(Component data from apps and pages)
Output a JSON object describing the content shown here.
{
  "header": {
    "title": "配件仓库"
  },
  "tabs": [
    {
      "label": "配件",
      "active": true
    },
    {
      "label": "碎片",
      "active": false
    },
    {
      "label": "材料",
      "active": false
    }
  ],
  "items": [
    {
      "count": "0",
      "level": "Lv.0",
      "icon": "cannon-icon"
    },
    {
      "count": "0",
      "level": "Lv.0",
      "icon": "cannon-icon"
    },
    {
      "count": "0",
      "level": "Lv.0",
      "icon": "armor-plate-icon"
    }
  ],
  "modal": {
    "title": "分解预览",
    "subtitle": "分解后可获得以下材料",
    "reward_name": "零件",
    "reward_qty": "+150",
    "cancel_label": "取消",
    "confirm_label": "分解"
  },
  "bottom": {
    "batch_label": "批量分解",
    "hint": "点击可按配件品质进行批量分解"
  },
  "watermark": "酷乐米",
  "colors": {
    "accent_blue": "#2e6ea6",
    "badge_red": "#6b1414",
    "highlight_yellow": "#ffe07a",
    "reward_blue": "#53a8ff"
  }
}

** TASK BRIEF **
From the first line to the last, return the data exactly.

** EXERCISE OUTPUT **
Output a JSON object describing the content shown here.
{
  "header": {
    "title": "配件仓库"
  },
  "tabs": [
    {
      "label": "配件",
      "active": true
    },
    {
      "label": "碎片",
      "active": false
    },
    {
      "label": "材料",
      "active": false
    }
  ],
  "items": [
    {
      "count": "0",
      "level": "Lv.0",
      "icon": "cannon-icon"
    },
    {
      "count": "0",
      "level": "Lv.0",
      "icon": "cannon-icon"
    },
    {
      "count": "0",
      "level": "Lv.0",
      "icon": "armor-plate-icon"
    }
  ],
  "modal": {
    "title": "分解预览",
    "subtitle": "分解后可获得以下材料",
    "reward_name": "零件",
    "reward_qty": "+150",
    "cancel_label": "取消",
    "confirm_label": "分解"
  },
  "bottom": {
    "batch_label": "批量分解",
    "hint": "点击可按配件品质进行批量分解"
  },
  "watermark": "酷乐米",
  "colors": {
    "accent_blue": "#2e6ea6",
    "badge_red": "#6b1414",
    "highlight_yellow": "#ffe07a",
    "reward_blue": "#53a8ff"
  }
}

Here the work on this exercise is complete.